> DATA EXCERPTS:

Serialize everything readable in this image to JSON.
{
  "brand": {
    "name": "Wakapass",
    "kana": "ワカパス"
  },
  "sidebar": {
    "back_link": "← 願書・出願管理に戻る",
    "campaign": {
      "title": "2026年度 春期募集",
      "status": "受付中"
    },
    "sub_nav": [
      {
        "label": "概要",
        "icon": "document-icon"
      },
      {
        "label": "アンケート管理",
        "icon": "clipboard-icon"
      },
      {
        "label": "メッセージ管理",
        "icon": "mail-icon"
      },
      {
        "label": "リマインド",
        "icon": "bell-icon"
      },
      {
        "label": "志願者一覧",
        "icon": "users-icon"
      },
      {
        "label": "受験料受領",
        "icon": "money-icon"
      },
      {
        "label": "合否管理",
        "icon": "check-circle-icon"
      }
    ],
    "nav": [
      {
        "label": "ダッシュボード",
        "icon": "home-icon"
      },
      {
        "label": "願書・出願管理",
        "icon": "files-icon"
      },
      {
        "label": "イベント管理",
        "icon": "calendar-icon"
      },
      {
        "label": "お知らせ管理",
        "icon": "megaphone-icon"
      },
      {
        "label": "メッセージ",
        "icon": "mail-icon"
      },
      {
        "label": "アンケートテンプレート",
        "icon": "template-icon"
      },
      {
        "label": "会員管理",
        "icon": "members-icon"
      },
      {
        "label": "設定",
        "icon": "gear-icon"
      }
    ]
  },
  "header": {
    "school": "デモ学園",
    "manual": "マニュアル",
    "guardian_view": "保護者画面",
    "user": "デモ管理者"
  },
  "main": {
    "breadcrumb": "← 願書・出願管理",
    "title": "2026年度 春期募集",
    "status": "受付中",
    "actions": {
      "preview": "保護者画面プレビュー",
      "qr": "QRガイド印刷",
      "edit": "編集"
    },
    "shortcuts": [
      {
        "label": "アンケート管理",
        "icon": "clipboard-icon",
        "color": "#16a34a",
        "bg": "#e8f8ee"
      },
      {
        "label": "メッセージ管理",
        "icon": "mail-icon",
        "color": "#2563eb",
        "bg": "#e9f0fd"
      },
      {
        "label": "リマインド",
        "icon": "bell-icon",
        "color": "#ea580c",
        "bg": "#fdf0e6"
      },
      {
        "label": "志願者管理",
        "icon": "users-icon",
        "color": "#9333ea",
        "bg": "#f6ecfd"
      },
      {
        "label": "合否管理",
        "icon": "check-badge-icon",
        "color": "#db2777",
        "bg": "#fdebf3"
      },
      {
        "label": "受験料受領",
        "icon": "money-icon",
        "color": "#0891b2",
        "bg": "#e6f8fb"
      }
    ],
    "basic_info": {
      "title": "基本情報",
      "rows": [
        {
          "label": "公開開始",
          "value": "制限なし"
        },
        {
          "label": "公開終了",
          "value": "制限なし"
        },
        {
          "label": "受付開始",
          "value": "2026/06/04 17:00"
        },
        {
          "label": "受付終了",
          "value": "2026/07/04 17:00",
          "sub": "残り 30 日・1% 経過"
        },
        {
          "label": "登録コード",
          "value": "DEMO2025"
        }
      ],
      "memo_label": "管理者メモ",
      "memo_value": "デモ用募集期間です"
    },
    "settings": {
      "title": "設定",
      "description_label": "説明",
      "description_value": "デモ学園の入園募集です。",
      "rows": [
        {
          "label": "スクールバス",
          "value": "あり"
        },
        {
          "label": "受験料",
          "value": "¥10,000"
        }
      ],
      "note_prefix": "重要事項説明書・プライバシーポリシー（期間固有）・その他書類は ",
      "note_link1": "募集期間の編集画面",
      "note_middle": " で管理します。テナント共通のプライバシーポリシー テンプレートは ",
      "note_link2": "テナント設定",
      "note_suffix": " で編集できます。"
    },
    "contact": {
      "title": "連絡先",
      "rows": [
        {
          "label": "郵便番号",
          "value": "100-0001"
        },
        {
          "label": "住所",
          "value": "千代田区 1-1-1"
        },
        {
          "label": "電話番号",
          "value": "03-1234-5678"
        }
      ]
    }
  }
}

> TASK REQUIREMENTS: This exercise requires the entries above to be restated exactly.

> TASK RESPONSE:
Serialize everything readable in this image to JSON.
{
  "brand": {
    "name": "Wakapass",
    "kana": "ワカパス"
  },
  "sidebar": {
    "back_link": "← 願書・出願管理に戻る",
    "campaign": {
      "title": "2026年度 春期募集",
      "status": "受付中"
    },
    "sub_nav": [
      {
        "label": "概要",
        "icon": "document-icon"
      },
      {
        "label": "アンケート管理",
        "icon": "clipboard-icon"
      },
      {
        "label": "メッセージ管理",
        "icon": "mail-icon"
      },
      {
        "label": "リマインド",
        "icon": "bell-icon"
      },
      {
        "label": "志願者一覧",
        "icon": "users-icon"
      },
      {
        "label": "受験料受領",
        "icon": "money-icon"
      },
      {
        "label": "合否管理",
        "icon": "check-circle-icon"
      }
    ],
    "nav": [
      {
        "label": "ダッシュボード",
        "icon": "home-icon"
      },
      {
        "label": "願書・出願管理",
        "icon": "files-icon"
      },
      {
        "label": "イベント管理",
        "icon": "calendar-icon"
      },
      {
        "label": "お知らせ管理",
        "icon": "megaphone-icon"
      },
      {
        "label": "メッセージ",
        "icon": "mail-icon"
      },
      {
        "label": "アンケートテンプレート",
        "icon": "template-icon"
      },
      {
        "label": "会員管理",
        "icon": "members-icon"
      },
      {
        "label": "設定",
        "icon": "gear-icon"
      }
    ]
  },
  "header": {
    "school": "デモ学園",
    "manual": "マニュアル",
    "guardian_view": "保護者画面",
    "user": "デモ管理者"
  },
  "main": {
    "breadcrumb": "← 願書・出願管理",
    "title": "2026年度 春期募集",
    "status": "受付中",
    "actions": {
      "preview": "保護者画面プレビュー",
      "qr": "QRガイド印刷",
      "edit": "編集"
    },
    "shortcuts": [
      {
        "label": "アンケート管理",
        "icon": "clipboard-icon",
        "color": "#16a34a",
        "bg": "#e8f8ee"
      },
      {
        "label": "メッセージ管理",
        "icon": "mail-icon",
        "color": "#2563eb",
        "bg": "#e9f0fd"
      },
      {
        "label": "リマインド",
        "icon": "bell-icon",
        "color": "#ea580c",
        "bg": "#fdf0e6"
      },
      {
        "label": "志願者管理",
        "icon": "users-icon",
        "color": "#9333ea",
        "bg": "#f6ecfd"
      },
      {
        "label": "合否管理",
        "icon": "check-badge-icon",
        "color": "#db2777",
        "bg": "#fdebf3"
      },
      {
        "label": "受験料受領",
        "icon": "money-icon",
        "color": "#0891b2",
        "bg": "#e6f8fb"
      }
    ],
    "basic_info": {
      "title": "基本情報",
      "rows": [
        {
          "label": "公開開始",
          "value": "制限なし"
        },
        {
          "label": "公開終了",
          "value": "制限なし"
        },
        {
          "label": "受付開始",
          "value": "2026/06/04 17:00"
        },
        {
          "label": "受付終了",
          "value": "2026/07/04 17:00",
          "sub": "残り 30 日・1% 経過"
        },
        {
          "label": "登録コード",
          "value": "DEMO2025"
        }
      ],
      "memo_label": "管理者メモ",
      "memo_value": "デモ用募集期間です"
    },
    "settings": {
      "title": "設定",
      "description_label": "説明",
      "description_value": "デモ学園の入園募集です。",
      "rows": [
        {
          "label": "スクールバス",
          "value": "あり"
        },
        {
          "label": "受験料",
          "value": "¥10,000"
        }
      ],
      "note_prefix": "重要事項説明書・プライバシーポリシー（期間固有）・その他書類は ",
      "note_link1": "募集期間の編集画面",
      "note_middle": " で管理します。テナント共通のプライバシーポリシー テンプレートは ",
      "note_link2": "テナント設定",
      "note_suffix": " で編集できます。"
    },
    "contact": {
      "title": "連絡先",
      "rows": [
        {
          "label": "郵便番号",
          "value": "100-0001"
        },
        {
          "label": "住所",
          "value": "千代田区 1-1-1"
        },
        {
          "label": "電話番号",
          "value": "03-1234-5678"
        }
      ]
    }
  }
}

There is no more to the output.